▶ [WHAT IS NEEDED]
Write the records out again, unchanged.

Dataset rows for apps and sites
* * * *
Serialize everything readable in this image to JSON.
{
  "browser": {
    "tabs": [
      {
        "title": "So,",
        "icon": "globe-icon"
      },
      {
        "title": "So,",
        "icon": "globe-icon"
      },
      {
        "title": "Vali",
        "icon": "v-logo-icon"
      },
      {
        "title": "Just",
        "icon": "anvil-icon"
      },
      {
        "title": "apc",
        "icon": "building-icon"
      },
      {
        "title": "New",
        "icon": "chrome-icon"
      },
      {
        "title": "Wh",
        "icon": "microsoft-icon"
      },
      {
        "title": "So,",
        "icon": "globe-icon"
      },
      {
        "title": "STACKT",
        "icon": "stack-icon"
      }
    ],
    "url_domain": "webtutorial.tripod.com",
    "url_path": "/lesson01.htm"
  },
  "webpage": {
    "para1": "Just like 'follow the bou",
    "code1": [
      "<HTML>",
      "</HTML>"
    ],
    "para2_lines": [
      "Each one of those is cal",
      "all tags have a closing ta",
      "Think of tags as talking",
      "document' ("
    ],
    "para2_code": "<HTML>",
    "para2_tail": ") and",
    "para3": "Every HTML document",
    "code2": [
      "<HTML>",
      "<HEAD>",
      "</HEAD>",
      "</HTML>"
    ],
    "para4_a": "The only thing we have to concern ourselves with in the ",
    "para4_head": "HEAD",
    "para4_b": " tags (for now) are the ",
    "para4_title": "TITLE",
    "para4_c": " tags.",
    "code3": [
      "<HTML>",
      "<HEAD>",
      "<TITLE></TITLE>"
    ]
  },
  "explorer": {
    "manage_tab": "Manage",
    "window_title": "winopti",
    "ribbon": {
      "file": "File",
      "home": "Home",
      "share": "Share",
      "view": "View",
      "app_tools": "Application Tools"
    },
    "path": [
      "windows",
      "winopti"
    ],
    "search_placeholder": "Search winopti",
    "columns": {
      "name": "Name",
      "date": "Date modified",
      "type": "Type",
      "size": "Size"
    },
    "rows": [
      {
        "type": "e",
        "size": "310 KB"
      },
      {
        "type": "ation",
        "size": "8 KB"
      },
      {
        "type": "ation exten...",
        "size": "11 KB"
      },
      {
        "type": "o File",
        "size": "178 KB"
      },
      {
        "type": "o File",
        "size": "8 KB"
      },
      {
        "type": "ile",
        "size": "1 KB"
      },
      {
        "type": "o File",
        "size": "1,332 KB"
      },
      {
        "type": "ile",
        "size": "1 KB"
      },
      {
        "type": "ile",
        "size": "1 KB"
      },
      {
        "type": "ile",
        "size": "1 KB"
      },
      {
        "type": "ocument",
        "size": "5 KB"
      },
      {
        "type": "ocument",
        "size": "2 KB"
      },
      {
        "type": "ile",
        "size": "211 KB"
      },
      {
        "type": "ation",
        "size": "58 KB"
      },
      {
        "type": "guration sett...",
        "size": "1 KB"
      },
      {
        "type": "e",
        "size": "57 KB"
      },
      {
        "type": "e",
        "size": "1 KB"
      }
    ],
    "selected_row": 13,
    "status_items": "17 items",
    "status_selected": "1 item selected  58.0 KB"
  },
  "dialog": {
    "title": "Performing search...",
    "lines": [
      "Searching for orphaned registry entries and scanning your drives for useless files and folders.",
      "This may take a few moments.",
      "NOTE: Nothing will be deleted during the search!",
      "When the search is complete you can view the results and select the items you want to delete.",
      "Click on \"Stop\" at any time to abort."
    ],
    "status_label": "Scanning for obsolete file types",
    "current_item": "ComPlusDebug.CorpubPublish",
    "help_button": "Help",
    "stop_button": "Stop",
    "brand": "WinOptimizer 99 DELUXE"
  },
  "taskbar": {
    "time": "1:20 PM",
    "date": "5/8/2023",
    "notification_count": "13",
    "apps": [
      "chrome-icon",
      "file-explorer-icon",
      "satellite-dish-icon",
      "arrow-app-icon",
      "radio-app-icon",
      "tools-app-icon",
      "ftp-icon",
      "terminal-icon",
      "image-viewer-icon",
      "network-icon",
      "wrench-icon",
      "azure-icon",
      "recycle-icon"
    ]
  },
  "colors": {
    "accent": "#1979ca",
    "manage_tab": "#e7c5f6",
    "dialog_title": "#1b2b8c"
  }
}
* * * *
▶ [OUTPUT FOR THIS TASK]
Serialize everything readable in this image to JSON.
{
  "browser": {
    "tabs": [
      {
        "title": "So,",
        "icon": "globe-icon"
      },
      {
        "title": "So,",
        "icon": "globe-icon"
      },
      {
        "title": "Vali",
        "icon": "v-logo-icon"
      },
      {
        "title": "Just",
        "icon": "anvil-icon"
      },
      {
        "title": "apc",
        "icon": "building-icon"
      },
      {
        "title": "New",
        "icon": "chrome-icon"
      },
      {
        "title": "Wh",
        "icon": "microsoft-icon"
      },
      {
        "title": "So,",
        "icon": "globe-icon"
      },
      {
        "title": "STACKT",
        "icon": "stack-icon"
      }
    ],
    "url_domain": "webtutorial.tripod.com",
    "url_path": "/lesson01.htm"
  },
  "webpage": {
    "para1": "Just like 'follow the bou",
    "code1": [
      "<HTML>",
      "</HTML>"
    ],
    "para2_lines": [
      "Each one of those is cal",
      "all tags have a closing ta",
      "Think of tags as talking",
      "document' ("
    ],
    "para2_code": "<HTML>",
    "para2_tail": ") and",
    "para3": "Every HTML document",
    "code2": [
      "<HTML>",
      "<HEAD>",
      "</HEAD>",
      "</HTML>"
    ],
    "para4_a": "The only thing we have to concern ourselves with in the ",
    "para4_head": "HEAD",
    "para4_b": " tags (for now) are the ",
    "para4_title": "TITLE",
    "para4_c": " tags.",
    "code3": [
      "<HTML>",
      "<HEAD>",
      "<TITLE></TITLE>"
    ]
  },
  "explorer": {
    "manage_tab": "Manage",
    "window_title": "winopti",
    "ribbon": {
      "file": "File",
      "home": "Home",
      "share": "Share",
      "view": "View",
      "app_tools": "Application Tools"
    },
    "path": [
      "windows",
      "winopti"
    ],
    "search_placeholder": "Search winopti",
    "columns": {
      "name": "Name",
      "date": "Date modified",
      "type": "Type",
      "size": "Size"
    },
    "rows": [
      {
        "type": "e",
        "size": "310 KB"
      },
      {
        "type": "ation",
        "size": "8 KB"
      },
      {
        "type": "ation exten...",
        "size": "11 KB"
      },
      {
        "type": "o File",
        "size": "178 KB"
      },
      {
        "type": "o File",
        "size": "8 KB"
      },
      {
        "type": "ile",
        "size": "1 KB"
      },
      {
        "type": "o File",
        "size": "1,332 KB"
      },
      {
        "type": "ile",
        "size": "1 KB"
      },
      {
        "type": "ile",
        "size": "1 KB"
      },
      {
        "type": "ile",
        "size": "1 KB"
      },
      {
        "type": "ocument",
        "size": "5 KB"
      },
      {
        "type": "ocument",
        "size": "2 KB"
      },
      {
        "type": "ile",
        "size": "211 KB"
      },
      {
        "type": "ation",
        "size": "58 KB"
      },
      {
        "type": "guration sett...",
        "size": "1 KB"
      },
      {
        "type": "e",
        "size": "57 KB"
      },
      {
        "type": "e",
        "size": "1 KB"
      }
    ],
    "selected_row": 13,
    "status_items": "17 items",
    "status_selected": "1 item selected  58.0 KB"
  },
  "dialog": {
    "title": "Performing search...",
    "lines": [
      "Searching for orphaned registry entries and scanning your drives for useless files and folders.",
      "This may take a few moments.",
      "NOTE: Nothing will be deleted during the search!",
      "When the search is complete you can view the results and select the items you want to delete.",
      "Click on \"Stop\" at any time to abort."
    ],
    "status_label": "Scanning for obsolete file types",
    "current_item": "ComPlusDebug.CorpubPublish",
    "help_button": "Help",
    "stop_button": "Stop",
    "brand": "WinOptimizer 99 DELUXE"
  },
  "taskbar": {
    "time": "1:20 PM",
    "date": "5/8/2023",
    "notification_count": "13",
    "apps": [
      "chrome-icon",
      "file-explorer-icon",
      "satellite-dish-icon",
      "arrow-app-icon",
      "radio-app-icon",
      "tools-app-icon",
      "ftp-icon",
      "terminal-icon",
      "image-viewer-icon",
      "network-icon",
      "wrench-icon",
      "azure-icon",
      "recycle-icon"
    ]
  },
  "colors": {
    "accent": "#1979ca",
    "manage_tab": "#e7c5f6",
    "dialog_title": "#1b2b8c"
  }
}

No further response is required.